The best part is that you never have to pay the tax on the appreciation in value (gain). It’s as if you sold the stock for market value, gave all the cash to charity, and never had to pay tax on the capital gain! Just be a little cautious with this strategy though. Remember that donations to public charities are limited to 50% of your Adjusted Gross Income and donations to private foundations are limited to 30% of your Adjusted Gross Income.
Excess charitable contributions have only a 5 year carryover and may be further limited by pending legislation in 2013. If you have net operating losses, or other large deductions, get in touch with your advisor to plan how much you can give and still receive the full tax benefit. Donating dividend paying stocks to charity can also help lower your investment income subject to the 3.8% Medicare Surtax in 2013.
Present Interest Gifting - Take advantage of the $13,000 annual gift exclusion. You and your spouse can each gift up to $13,000 annually ($14,000 for 2013) without a charge to your lifetime exemption. If your children have spouses then you can gift up to $52,000 annually to the couple without incurring any gift tax or using up your lifetime exemption. This is an easy way to transfer wealth without paying transfer taxes.
How to do it?
If you have young children, set up a section 529 plan for them. As long as you meet the annual exclusion requirements above, there will be no taxable gifts incurred on contributions to the plan. Starting in 2013, you can gift up to $14,000 each into the 529 plan and it will grow tax-tax free to fund your child’s college education. You and your spouse can also each make an election to contribute $65,000 ($70,000 next year) now and treat is as if you made the contribution ratably over 5 years ($13,000/$14,000 per year) without a charge to your lifetime exemption.

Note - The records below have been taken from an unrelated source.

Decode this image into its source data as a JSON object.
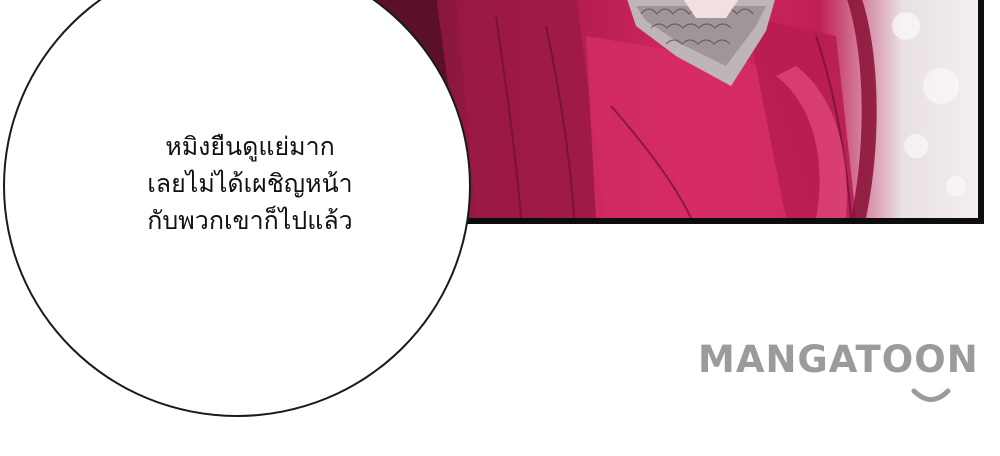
{
  "speech_bubble": {
    "lines": [
      "หมิงยืนดูแย่มาก",
      "เลยไม่ได้เผชิญหน้า",
      "กับพวกเขาก็ไปแล้ว"
    ]
  },
  "watermark": {
    "text": "MANGATOON"
  },
  "colors": {
    "dress": "#c01f55",
    "panel_border": "#0d0d0d",
    "watermark": "#9b9b9b"
  }
}
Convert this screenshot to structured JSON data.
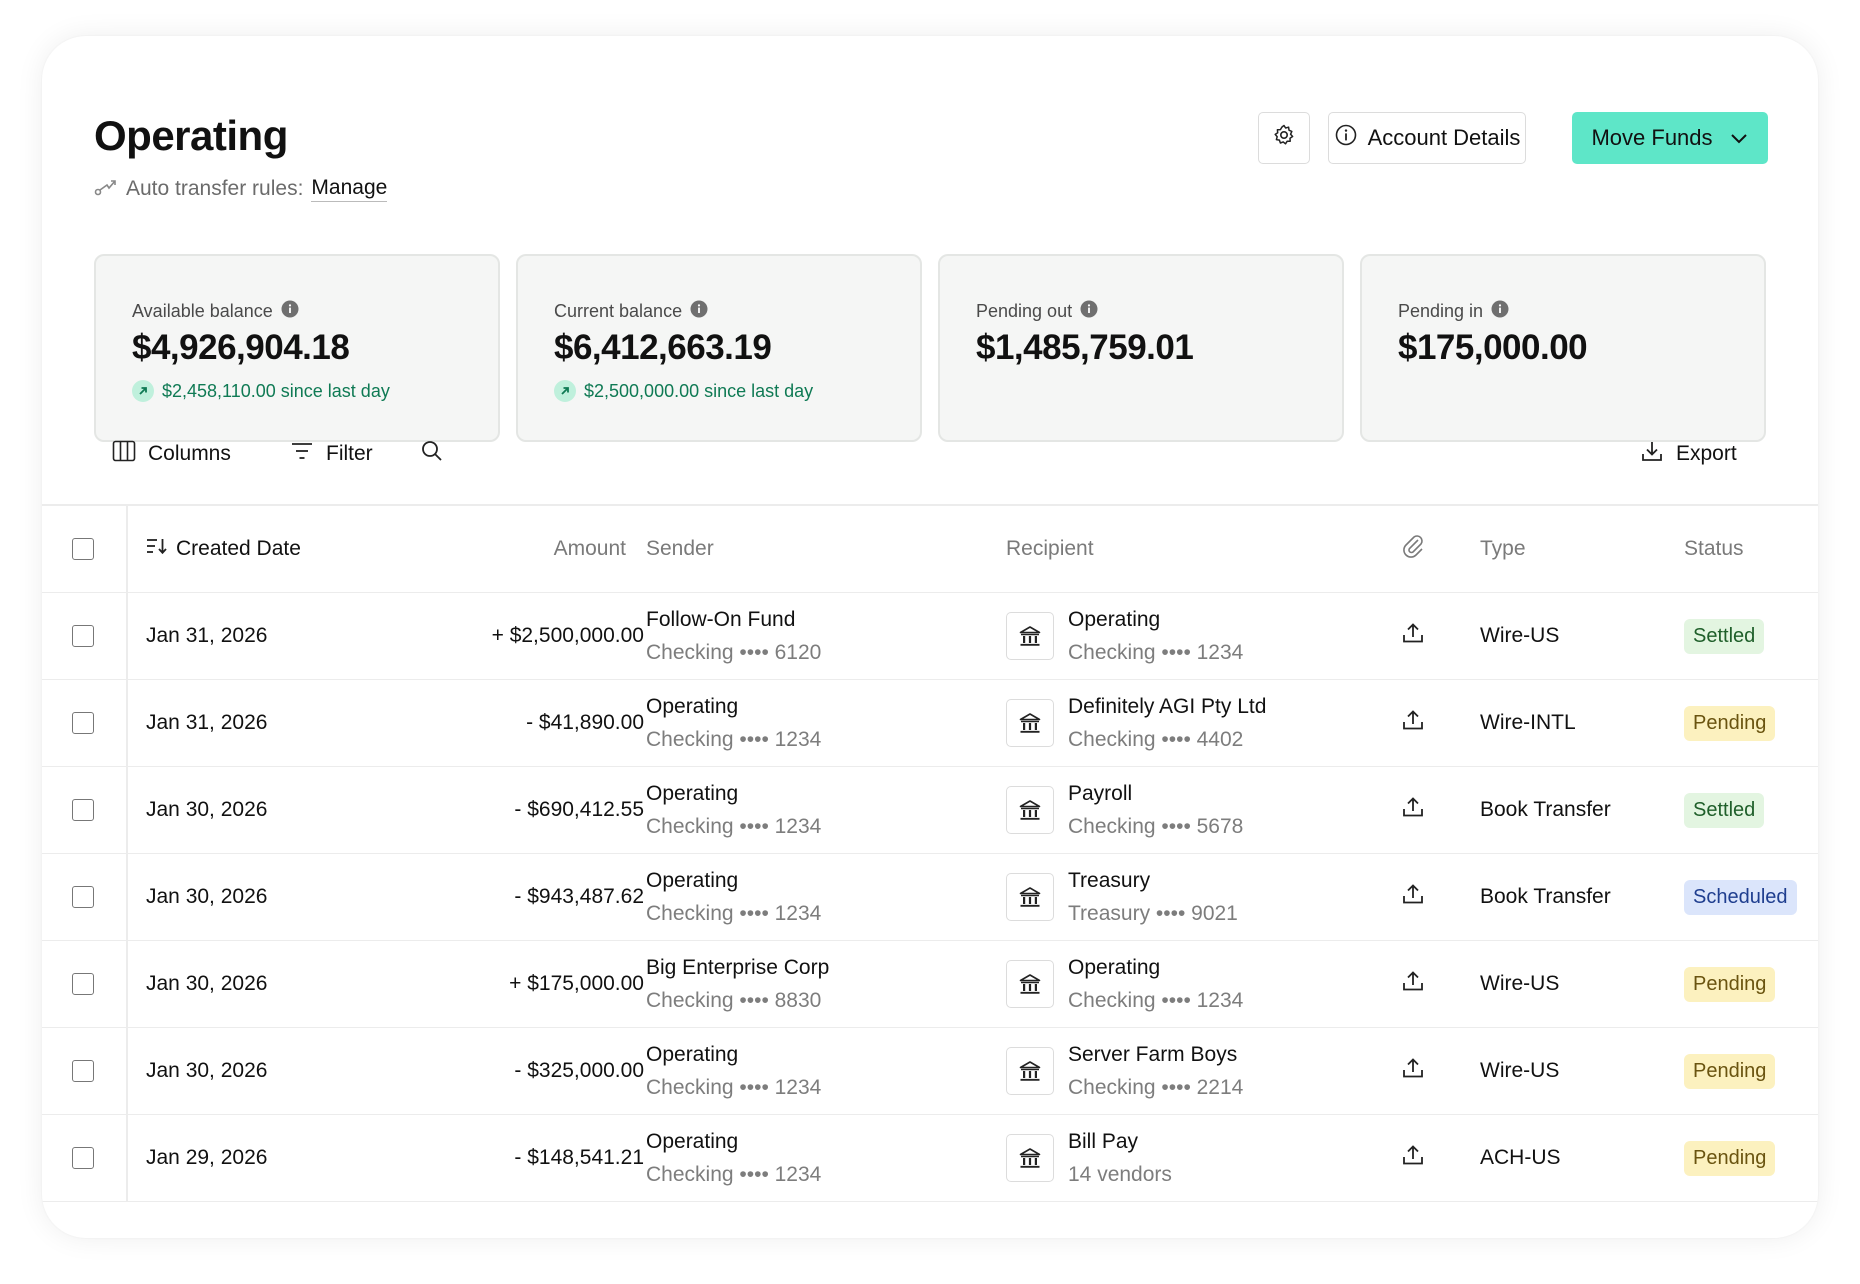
{
  "header": {
    "title": "Operating",
    "auto_transfer_label": "Auto transfer rules:",
    "manage_link": "Manage",
    "account_details_label": "Account Details",
    "move_funds_label": "Move Funds"
  },
  "stats": [
    {
      "label": "Available balance",
      "value": "$4,926,904.18",
      "delta": "$2,458,110.00 since last day"
    },
    {
      "label": "Current balance",
      "value": "$6,412,663.19",
      "delta": "$2,500,000.00 since last day"
    },
    {
      "label": "Pending out",
      "value": "$1,485,759.01"
    },
    {
      "label": "Pending in",
      "value": "$175,000.00"
    }
  ],
  "toolbar": {
    "columns": "Columns",
    "filter": "Filter",
    "export": "Export"
  },
  "table": {
    "headers": {
      "created_date": "Created Date",
      "amount": "Amount",
      "sender": "Sender",
      "recipient": "Recipient",
      "type": "Type",
      "status": "Status"
    },
    "rows": [
      {
        "date": "Jan 31, 2026",
        "amount": "+ $2,500,000.00",
        "sender_name": "Follow-On Fund",
        "sender_account": "Checking •••• 6120",
        "recipient_name": "Operating",
        "recipient_account": "Checking •••• 1234",
        "type": "Wire-US",
        "status": "Settled"
      },
      {
        "date": "Jan 31, 2026",
        "amount": "- $41,890.00",
        "sender_name": "Operating",
        "sender_account": "Checking •••• 1234",
        "recipient_name": "Definitely AGI Pty Ltd",
        "recipient_account": "Checking •••• 4402",
        "type": "Wire-INTL",
        "status": "Pending"
      },
      {
        "date": "Jan 30, 2026",
        "amount": "- $690,412.55",
        "sender_name": "Operating",
        "sender_account": "Checking •••• 1234",
        "recipient_name": "Payroll",
        "recipient_account": "Checking •••• 5678",
        "type": "Book Transfer",
        "status": "Settled"
      },
      {
        "date": "Jan 30, 2026",
        "amount": "- $943,487.62",
        "sender_name": "Operating",
        "sender_account": "Checking •••• 1234",
        "recipient_name": "Treasury",
        "recipient_account": "Treasury •••• 9021",
        "type": "Book Transfer",
        "status": "Scheduled"
      },
      {
        "date": "Jan 30, 2026",
        "amount": "+ $175,000.00",
        "sender_name": "Big Enterprise Corp",
        "sender_account": "Checking •••• 8830",
        "recipient_name": "Operating",
        "recipient_account": "Checking •••• 1234",
        "type": "Wire-US",
        "status": "Pending"
      },
      {
        "date": "Jan 30, 2026",
        "amount": "- $325,000.00",
        "sender_name": "Operating",
        "sender_account": "Checking •••• 1234",
        "recipient_name": "Server Farm Boys",
        "recipient_account": "Checking •••• 2214",
        "type": "Wire-US",
        "status": "Pending"
      },
      {
        "date": "Jan 29, 2026",
        "amount": "- $148,541.21",
        "sender_name": "Operating",
        "sender_account": "Checking •••• 1234",
        "recipient_name": "Bill Pay",
        "recipient_account": "14 vendors",
        "type": "ACH-US",
        "status": "Pending"
      }
    ]
  },
  "colors": {
    "accent": "#5ee6c8",
    "positive": "#0f7a54",
    "settled_bg": "#e3f5e1",
    "pending_bg": "#fcf1bf",
    "scheduled_bg": "#dbe5fb"
  }
}
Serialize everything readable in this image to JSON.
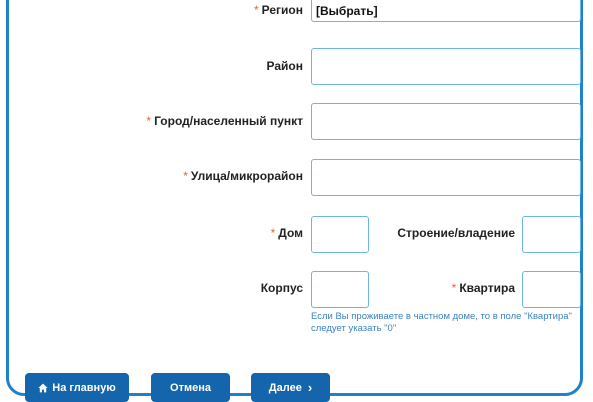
{
  "form": {
    "region": {
      "label": "Регион",
      "value": "[Выбрать]"
    },
    "district": {
      "label": "Район",
      "value": ""
    },
    "city": {
      "label": "Город/населенный пункт",
      "value": ""
    },
    "street": {
      "label": "Улица/микрорайон",
      "value": ""
    },
    "house": {
      "label": "Дом",
      "value": ""
    },
    "building": {
      "label": "Строение/владение",
      "value": ""
    },
    "korpus": {
      "label": "Корпус",
      "value": ""
    },
    "apartment": {
      "label": "Квартира",
      "value": ""
    },
    "required_mark": "*",
    "hint": "Если Вы проживаете в частном доме, то в поле \"Квартира\" следует указать \"0\""
  },
  "buttons": {
    "home": {
      "label": "На главную",
      "icon": "home-icon"
    },
    "cancel": {
      "label": "Отмена"
    },
    "next": {
      "label": "Далее",
      "icon": "chevron-right-icon"
    }
  },
  "colors": {
    "frame": "#1e82c8",
    "button": "#1565ad",
    "required": "#e8632c",
    "field_border": "#6fb4e6",
    "hint": "#3b82c4"
  }
}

If you have children about to enter college and have cash available, make the tuition payments directly to the institution. Education payments for your dependents are always exempt from gift tax and do not count against the annual exclusion if paid to the school directly. The same holds true for medical payments for dependents. Make sure if you have children or elderly parents who are dependents, that you pay those medical bills directly to the medical provider. If you have medical bills for 2012 that you haven’t paid yet, consider paying them before year end. The limitation for medical expenses increases from 7.5% of Adjusted Gross Income to 10% of Adjusted Gross Income in 2013.
Estate Planning - Setup investment vehicles now to utilize your $5.12 million lifetime exemption.
Benefits of giving assets now:
The overall goal is to gift assets now so that the post gift appreciation will be excluded from your estate and the estate tax.
You can make a generation skipping election which allows assets to pass down to your grandchildren with no estate taxes – fostering greater growth through the generations
How to do it?
If you don’t have any estate planning/gifting strategies in place, get in touch with your advisor now to discuss your options. Since the $5.12 million exemption expires on December 31, 2012 now is the last chance to set-up Irrevocable Trusts, Insurance Trusts, Annuity Trusts, Charitable Trusts, etc., and other investment vehicles to take advantage of the currently high exemptions. These vehicles are complex and involve coordination with estate attorneys, accountants, and financial planners, but the end results are very powerful.
These are just a couple of ideas to help you navigate the fiscal cliff until Congress makes any concrete decisions. Please contact any member of the Private Client Services Group for help analyzing your individual situation and implementing a great strategy